Sophie Davenport fears life is passing her by. Her strict, overprotective parents have kept her close to home because of the severe asthma attacks she sometimes endures. She longs to live a normal life and hopes to marry, but that dream seems impossible. When her aunt has a tragic accident and requests someone come to Kansas to help her, no one is available except Sophie. Her father, tied up with business, reluctantly agrees to let her go. Sophie is ecstatic and sees this trip as her one chance to prove to her parents—and herself—that she’s capable of living on her own. But things in the small town of Windmill are not as her aunt portrayed. And her aunt’s handsome neighbor, guardian of two of the children her aunt cares for after school, obviously doubts her abilities. Will the Kansas dust, the drama, and difficulties prove too much for Sophie? Or will she lose her heart to her neighbor and succumb to the call of the prairie?
http://tinyurl.com/lzhnool

Tell us what traits are most important for a hero in a romance and be in the drawing for copy of Call of the Prairie

Be sure to leave your email address so I can contact you in case you win. Limited to the U.S. only at this time for the free copy of the book. 


Monday, January 06, 2014

Call of the Prairie


Call of the Prairie 

Sophie Davenport has always been "sickly" and confined to limited activities. Heavily protected by her parents and longing for a way to escape her constricted life, she jumps at the chance to travel to Kansas to take care of an ailing aunt. Imagine her surprise to find a run-down house, an aunt in worse health than thought, and five school children in her charge. It's enough to cause an asthma attack and that attracts the attention of Josh Harper, banker and uncle of two of the children under Aunt Maud's care. Because of her petite size, Josh can't see how Sophie will manage the care of the house, her aunt and the children. She begins to wonder the same when she finds mysterious holes in the wall and stairway as well as strange happenings in her pantry.

Sophie's efforts to prove Josh wrong leads to some merry adventures including advances from charming and delightful scoundrel Wade Barnes. With wonderful characters who grab the heart, Vickie McDonough gives the reader a story that will lead to laughter, tears, and some frustration as Josh grows to admire Sophie. But will he be too late and lose her to Wade? Vickie throws in a few surprises along the way that will delight the reader and leave them wanting to know more of the story in the days following the last page.  


Vickie McDonough grew up wanting to marry a rancher, but instead, she married a computer geek who is scared of horses. She now lives out her dreams in her fictional stories about ranchers, cowboys, lawmen and others living in the western 1800s. Vickie is the award-winning author of 29 published books and novellas. Her books include the fun and feisty Texas Boardinghouse Brides series, and End of the Trail, which was the OWFI 2013 Best Fiction Novel winner. Whispers on the Prairie, which released last July, was chosen by Romantic Times as one of their Recommended Inspirational Books for July.

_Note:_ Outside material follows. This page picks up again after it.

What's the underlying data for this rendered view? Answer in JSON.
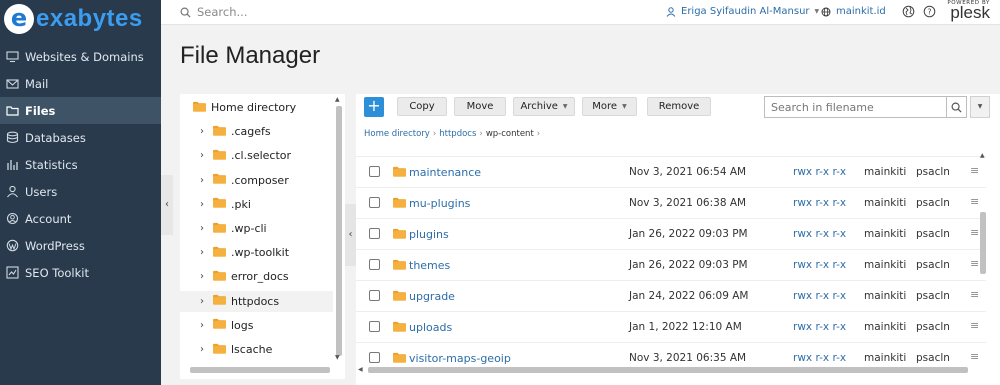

Vickie is a wife of thirty-eight years, mother of four grown sons, one daughter-in-law, and grandma to a feisty seven-year-old girl. When she’s not writing, Vickie enjoys reading, antiquing, watching movies, and traveling. To learn more about Vickie’s books, visit her website and sign-up for her newsletter: 
www.vickiemcdonough.com


Leave a comment today, then come back tomorrow for an interview with Josh Harper and you will be entered in the drawing for a copy of this delightful book. If you are not a follower, sign up and you will receive an extra entry in the drawing.